New Year; New Baking

Bakewell Tart 2

I hope you’ve all had a good Christmas and New Year. It’s been a bit quiet here at The Monday Baker as I haven’t been doing much baking in the last few weeks – I’ve been busy and the only baking I’ve been doing has been a white milk loaf for LSH’s packed lunches. And whilst it’s a good loaf (it’s a Dan Lepard recipe after all) it’s not an exciting “blog worthy” bread.

Finally though I’ve got round to baking something more interesting than a white sliced with my first go at baking a traditional Bakewell Tart. This is a bit of nostalgia for me as childhood weekend teas would often have a slice of a Mr Kipling cake for afters. Mr Kipling is still going but it’s been years since I’ve bought any. Instead any Bakewell fix has come from coffee shops.

This weekend though we had our regular “kitchen cupboard audit” and I discovered that I had loans of flaked almonds that needed using. So what better way than a homemade Bakewell Tart. Oddly none of my baking books had a recipe for one, at least not the old fashioned one I was after. Thankfully the Guardian came up trumps with this version. This is a straightforward version with a buttery flaky shortcrust pastry, jam and frangipane filling. The Guardian version suggests you make a fruit compote but as I had a jar of strawberry jam lurking at the back of the fridge I used this mixed with 1/8 tsp of rose water.

Bakewell Tart 2

I made sure that I chilled the pastry case before blind baking and trimmed it before popping it back into the oven to colour. The only issue that I had was with the cooking times and temperatures – it seemed to take longer to go golden than the recipe said and I ended up turning the oven up to try and get some colour on the almonds. Next time I may toast them before scattering them on top.

It certainly hit the spot though. LSH polished off two slices within minutes of coming home and I think that the rest of it is on borrowed time. Hopefully it won’t take me quite as long to bake its replacement.


Baking in Even Hotter Weather

Picnic Pie - finished product

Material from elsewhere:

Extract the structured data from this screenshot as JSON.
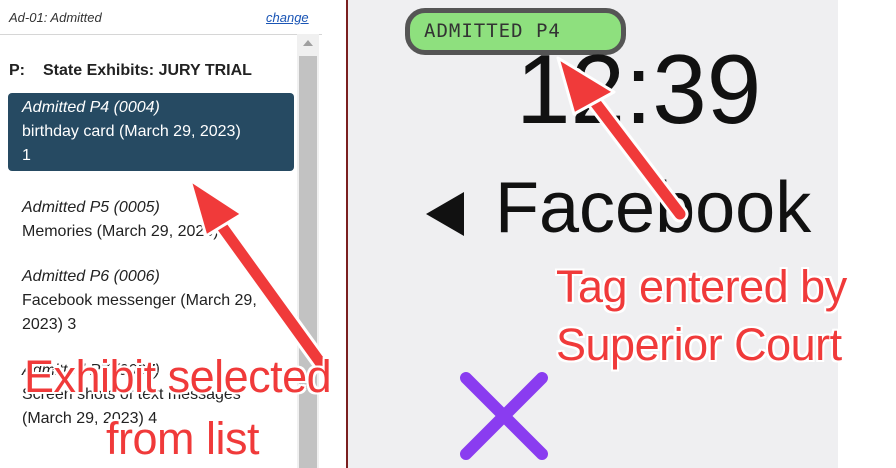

This is definitely not weather for baking – hot and sticky with little breeze to cool it all down. The cat is flopping around the house trying to get cool – even his usual technique of hiding under the current bushes in the shady fruit cage aren’t working today. Thankfully I baked this last night.

I don’t usually get Olive magazine but a long train journey meant I needed something to read and the sticky BBQ ribs on the cover looked appealing. And inside was their monthly challenge recipe – a picnic pie. Lots of porky goodness squashed round hard boiled eggs and contained in shortcrust pastry. I’d never tried making anything like this so gave it a go.
Picnic Pie - filling unmixed

The meat filling is a mix of pork sausages, pork mince and thick cut back bacon. The recipe suggested herbed sausages but I used just normal good quality ones instead. Given the range of flavoured sausages it might be interesting to use something like pork and apple next time and add a bit of diced apple to the mix.

The worst bit was trying to slice the tops off the eggs to get them to the right length and with plenty of yolk (which to me is the whole point of this pie – just a white centre isn’t anyway near as attractive!)

Picnic Pie - uncooked

Once the eggs and pork had been packed into the shortcrust pastry, I then added a puff pastry lid. I carefully scored and crimped the pastries together, finishing with an egg wash. It takes an hour to bake and you have to chill it overnight so it was an ideal Friday evening bake which would then be ready for lunch on Saturday.
 Picnic Pie - cooked

 I gave it an extra 10 mins on a slightly higher temperature as it looked a lot paler than the photo, but it still came out much more golden than the Olive version. It was left overnight in its tin and then the following morning I removed it – or rather attempted to! Despite having greaseproof paper underneath it, no amount of tugging was going to get this out of the tin.


So I had to use a knife to try and gentry prise it out and this was the result. Clearly you need to line the entire tin with greaseproof and not just the bottom and long sides.Picnic Pie - edge It was worth it though. It’s one of those bakes that looks more impressive than the amount of effort needed. It was certainly eaten quickly enough. I’d hoped it would see us through a couple of days of our holiday, it all got gobbled up on the Saturday. I’d definitely make this one again, but with more greaseproof paper!

If you want to try this yourself its in August’s Olive magazine. They tend to put all their recipes on the BBC Good Food site so I suspect that you’ll find it here in a couple of months time.

Picnic Pie - slice